» **WHAT YOU NEED TO DO**
Without any of the pictures, set down the data below exactly.

(Collected data)
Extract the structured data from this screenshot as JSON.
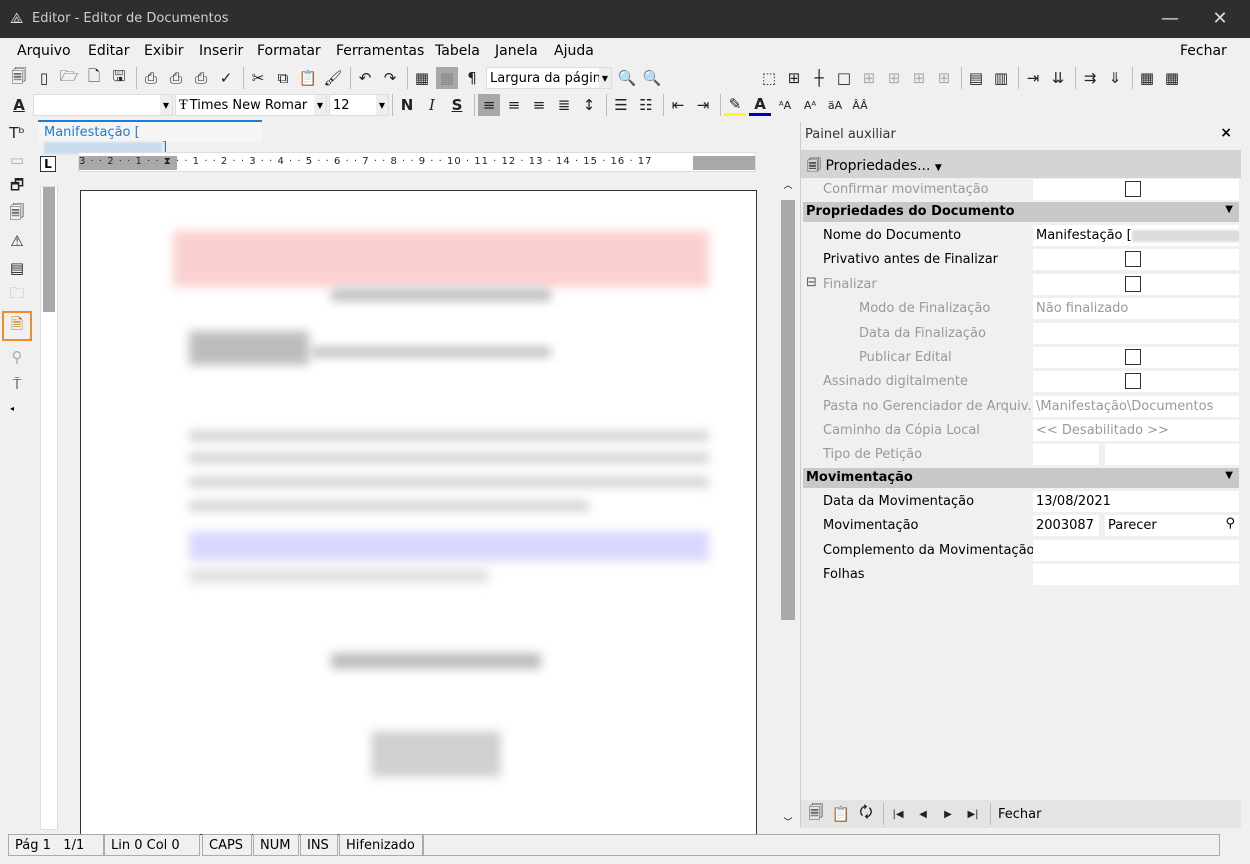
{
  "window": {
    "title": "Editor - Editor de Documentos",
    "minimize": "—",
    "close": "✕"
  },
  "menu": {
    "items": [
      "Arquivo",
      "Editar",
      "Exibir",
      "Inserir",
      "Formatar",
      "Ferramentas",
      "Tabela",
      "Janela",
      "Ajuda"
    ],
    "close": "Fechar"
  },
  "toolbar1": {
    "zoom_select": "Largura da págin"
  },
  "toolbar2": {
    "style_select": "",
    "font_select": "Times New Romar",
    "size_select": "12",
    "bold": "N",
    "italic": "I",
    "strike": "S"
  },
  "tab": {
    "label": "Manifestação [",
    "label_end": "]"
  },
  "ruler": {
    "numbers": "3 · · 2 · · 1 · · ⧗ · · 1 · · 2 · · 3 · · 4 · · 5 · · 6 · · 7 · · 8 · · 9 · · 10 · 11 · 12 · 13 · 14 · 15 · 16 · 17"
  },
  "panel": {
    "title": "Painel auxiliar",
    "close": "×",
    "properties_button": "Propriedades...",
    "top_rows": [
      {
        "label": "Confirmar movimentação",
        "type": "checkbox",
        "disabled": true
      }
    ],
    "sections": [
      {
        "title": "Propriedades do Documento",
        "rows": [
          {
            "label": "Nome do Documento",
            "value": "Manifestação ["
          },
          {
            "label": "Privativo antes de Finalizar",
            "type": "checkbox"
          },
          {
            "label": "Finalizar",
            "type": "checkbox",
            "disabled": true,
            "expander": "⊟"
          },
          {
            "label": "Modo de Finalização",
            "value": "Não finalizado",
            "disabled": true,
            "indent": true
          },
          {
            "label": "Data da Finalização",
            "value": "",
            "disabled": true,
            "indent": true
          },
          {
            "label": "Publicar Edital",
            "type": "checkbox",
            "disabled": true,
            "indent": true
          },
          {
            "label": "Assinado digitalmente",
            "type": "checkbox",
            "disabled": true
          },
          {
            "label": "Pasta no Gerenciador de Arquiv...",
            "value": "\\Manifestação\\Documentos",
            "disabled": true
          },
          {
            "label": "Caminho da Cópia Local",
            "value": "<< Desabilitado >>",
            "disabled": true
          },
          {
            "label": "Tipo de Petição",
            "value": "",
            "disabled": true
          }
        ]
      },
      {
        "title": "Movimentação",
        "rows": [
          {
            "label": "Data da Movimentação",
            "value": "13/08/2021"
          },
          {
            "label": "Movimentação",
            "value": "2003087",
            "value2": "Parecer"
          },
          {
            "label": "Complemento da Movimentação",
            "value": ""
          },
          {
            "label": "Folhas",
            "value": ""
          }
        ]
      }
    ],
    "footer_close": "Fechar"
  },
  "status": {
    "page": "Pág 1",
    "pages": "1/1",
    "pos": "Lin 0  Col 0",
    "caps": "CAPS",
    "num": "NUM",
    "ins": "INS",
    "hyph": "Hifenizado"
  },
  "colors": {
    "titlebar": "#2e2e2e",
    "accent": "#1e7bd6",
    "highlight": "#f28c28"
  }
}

» **COMPLETED TASK**
Extract the structured data from this screenshot as JSON.
{
  "window": {
    "title": "Editor - Editor de Documentos",
    "minimize": "—",
    "close": "✕"
  },
  "menu": {
    "items": [
      "Arquivo",
      "Editar",
      "Exibir",
      "Inserir",
      "Formatar",
      "Ferramentas",
      "Tabela",
      "Janela",
      "Ajuda"
    ],
    "close": "Fechar"
  },
  "toolbar1": {
    "zoom_select": "Largura da págin"
  },
  "toolbar2": {
    "style_select": "",
    "font_select": "Times New Romar",
    "size_select": "12",
    "bold": "N",
    "italic": "I",
    "strike": "S"
  },
  "tab": {
    "label": "Manifestação [",
    "label_end": "]"
  },
  "ruler": {
    "numbers": "3 · · 2 · · 1 · · ⧗ · · 1 · · 2 · · 3 · · 4 · · 5 · · 6 · · 7 · · 8 · · 9 · · 10 · 11 · 12 · 13 · 14 · 15 · 16 · 17"
  },
  "panel": {
    "title": "Painel auxiliar",
    "close": "×",
    "properties_button": "Propriedades...",
    "top_rows": [
      {
        "label": "Confirmar movimentação",
        "type": "checkbox",
        "disabled": true
      }
    ],
    "sections": [
      {
        "title": "Propriedades do Documento",
        "rows": [
          {
            "label": "Nome do Documento",
            "value": "Manifestação ["
          },
          {
            "label": "Privativo antes de Finalizar",
            "type": "checkbox"
          },
          {
            "label": "Finalizar",
            "type": "checkbox",
            "disabled": true,
            "expander": "⊟"
          },
          {
            "label": "Modo de Finalização",
            "value": "Não finalizado",
            "disabled": true,
            "indent": true
          },
          {
            "label": "Data da Finalização",
            "value": "",
            "disabled": true,
            "indent": true
          },
          {
            "label": "Publicar Edital",
            "type": "checkbox",
            "disabled": true,
            "indent": true
          },
          {
            "label": "Assinado digitalmente",
            "type": "checkbox",
            "disabled": true
          },
          {
            "label": "Pasta no Gerenciador de Arquiv...",
            "value": "\\Manifestação\\Documentos",
            "disabled": true
          },
          {
            "label": "Caminho da Cópia Local",
            "value": "<< Desabilitado >>",
            "disabled": true
          },
          {
            "label": "Tipo de Petição",
            "value": "",
            "disabled": true
          }
        ]
      },
      {
        "title": "Movimentação",
        "rows": [
          {
            "label": "Data da Movimentação",
            "value": "13/08/2021"
          },
          {
            "label": "Movimentação",
            "value": "2003087",
            "value2": "Parecer"
          },
          {
            "label": "Complemento da Movimentação",
            "value": ""
          },
          {
            "label": "Folhas",
            "value": ""
          }
        ]
      }
    ],
    "footer_close": "Fechar"
  },
  "status": {
    "page": "Pág 1",
    "pages": "1/1",
    "pos": "Lin 0  Col 0",
    "caps": "CAPS",
    "num": "NUM",
    "ins": "INS",
    "hyph": "Hifenizado"
  },
  "colors": {
    "titlebar": "#2e2e2e",
    "accent": "#1e7bd6",
    "highlight": "#f28c28"
  }
}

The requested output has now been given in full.